### [The problem]
An unchanged copy of all the lines below is expected, and it should contain no pictures.

_ _ _ _ _ _ _

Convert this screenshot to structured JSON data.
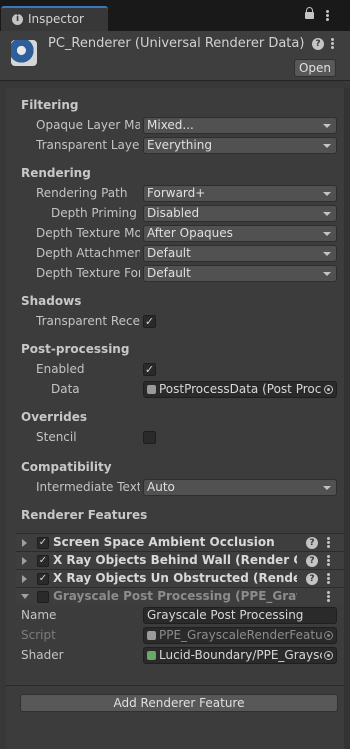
{
  "tab": {
    "title": "Inspector",
    "info_glyph": "i"
  },
  "header": {
    "title": "PC_Renderer (Universal Renderer Data)",
    "open_label": "Open",
    "help_glyph": "?"
  },
  "sections": {
    "filtering": "Filtering",
    "rendering": "Rendering",
    "shadows": "Shadows",
    "post_processing": "Post-processing",
    "overrides": "Overrides",
    "compatibility": "Compatibility",
    "renderer_features": "Renderer Features"
  },
  "fields": {
    "opaque_layer_mask": {
      "label": "Opaque Layer Mask",
      "value": "Mixed..."
    },
    "transparent_layer_mask": {
      "label": "Transparent Layer Mask",
      "value": "Everything"
    },
    "rendering_path": {
      "label": "Rendering Path",
      "value": "Forward+"
    },
    "depth_priming_mode": {
      "label": "Depth Priming Mode",
      "value": "Disabled"
    },
    "depth_texture_mode": {
      "label": "Depth Texture Mode",
      "value": "After Opaques"
    },
    "depth_attachment_format": {
      "label": "Depth Attachment Format",
      "value": "Default"
    },
    "depth_texture_format": {
      "label": "Depth Texture Format",
      "value": "Default"
    },
    "transparent_receive_shadows": {
      "label": "Transparent Receive Shadows",
      "checked": "✓"
    },
    "pp_enabled": {
      "label": "Enabled",
      "checked": "✓"
    },
    "pp_data": {
      "label": "Data",
      "value": "PostProcessData (Post Process Data)"
    },
    "stencil": {
      "label": "Stencil",
      "checked": ""
    },
    "intermediate_texture": {
      "label": "Intermediate Texture",
      "value": "Auto"
    }
  },
  "features": [
    {
      "name": "Screen Space Ambient Occlusion",
      "checked": "✓"
    },
    {
      "name": "X Ray Objects Behind Wall (Render Objects)",
      "checked": "✓"
    },
    {
      "name": "X Ray Objects Un Obstructed (Render Objects)",
      "checked": "✓"
    },
    {
      "name": "Grayscale Post Processing (PPE_GrayscaleRenderFeature)",
      "checked": ""
    }
  ],
  "grayscale": {
    "name_label": "Name",
    "name_value": "Grayscale Post Processing",
    "script_label": "Script",
    "script_value": "PPE_GrayscaleRenderFeature",
    "shader_label": "Shader",
    "shader_value": "Lucid-Boundary/PPE_Grayscale"
  },
  "add_button": "Add Renderer Feature",
  "colors": {
    "accent": "#3a79bb",
    "panel": "#383838",
    "field": "#515151"
  },
  "icons": [
    "info-icon",
    "lock-icon",
    "kebab-icon",
    "renderer-asset-icon",
    "help-icon",
    "dropdown-arrow-icon",
    "object-picker-icon",
    "foldout-arrow-icon",
    "checkbox-icon"
  ]
}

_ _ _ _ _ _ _

### [Task response]
Convert this screenshot to structured JSON data.
{
  "tab": {
    "title": "Inspector",
    "info_glyph": "i"
  },
  "header": {
    "title": "PC_Renderer (Universal Renderer Data)",
    "open_label": "Open",
    "help_glyph": "?"
  },
  "sections": {
    "filtering": "Filtering",
    "rendering": "Rendering",
    "shadows": "Shadows",
    "post_processing": "Post-processing",
    "overrides": "Overrides",
    "compatibility": "Compatibility",
    "renderer_features": "Renderer Features"
  },
  "fields": {
    "opaque_layer_mask": {
      "label": "Opaque Layer Mask",
      "value": "Mixed..."
    },
    "transparent_layer_mask": {
      "label": "Transparent Layer Mask",
      "value": "Everything"
    },
    "rendering_path": {
      "label": "Rendering Path",
      "value": "Forward+"
    },
    "depth_priming_mode": {
      "label": "Depth Priming Mode",
      "value": "Disabled"
    },
    "depth_texture_mode": {
      "label": "Depth Texture Mode",
      "value": "After Opaques"
    },
    "depth_attachment_format": {
      "label": "Depth Attachment Format",
      "value": "Default"
    },
    "depth_texture_format": {
      "label": "Depth Texture Format",
      "value": "Default"
    },
    "transparent_receive_shadows": {
      "label": "Transparent Receive Shadows",
      "checked": "✓"
    },
    "pp_enabled": {
      "label": "Enabled",
      "checked": "✓"
    },
    "pp_data": {
      "label": "Data",
      "value": "PostProcessData (Post Process Data)"
    },
    "stencil": {
      "label": "Stencil",
      "checked": ""
    },
    "intermediate_texture": {
      "label": "Intermediate Texture",
      "value": "Auto"
    }
  },
  "features": [
    {
      "name": "Screen Space Ambient Occlusion",
      "checked": "✓"
    },
    {
      "name": "X Ray Objects Behind Wall (Render Objects)",
      "checked": "✓"
    },
    {
      "name": "X Ray Objects Un Obstructed (Render Objects)",
      "checked": "✓"
    },
    {
      "name": "Grayscale Post Processing (PPE_GrayscaleRenderFeature)",
      "checked": ""
    }
  ],
  "grayscale": {
    "name_label": "Name",
    "name_value": "Grayscale Post Processing",
    "script_label": "Script",
    "script_value": "PPE_GrayscaleRenderFeature",
    "shader_label": "Shader",
    "shader_value": "Lucid-Boundary/PPE_Grayscale"
  },
  "add_button": "Add Renderer Feature",
  "colors": {
    "accent": "#3a79bb",
    "panel": "#383838",
    "field": "#515151"
  },
  "icons": [
    "info-icon",
    "lock-icon",
    "kebab-icon",
    "renderer-asset-icon",
    "help-icon",
    "dropdown-arrow-icon",
    "object-picker-icon",
    "foldout-arrow-icon",
    "checkbox-icon"
  ]
}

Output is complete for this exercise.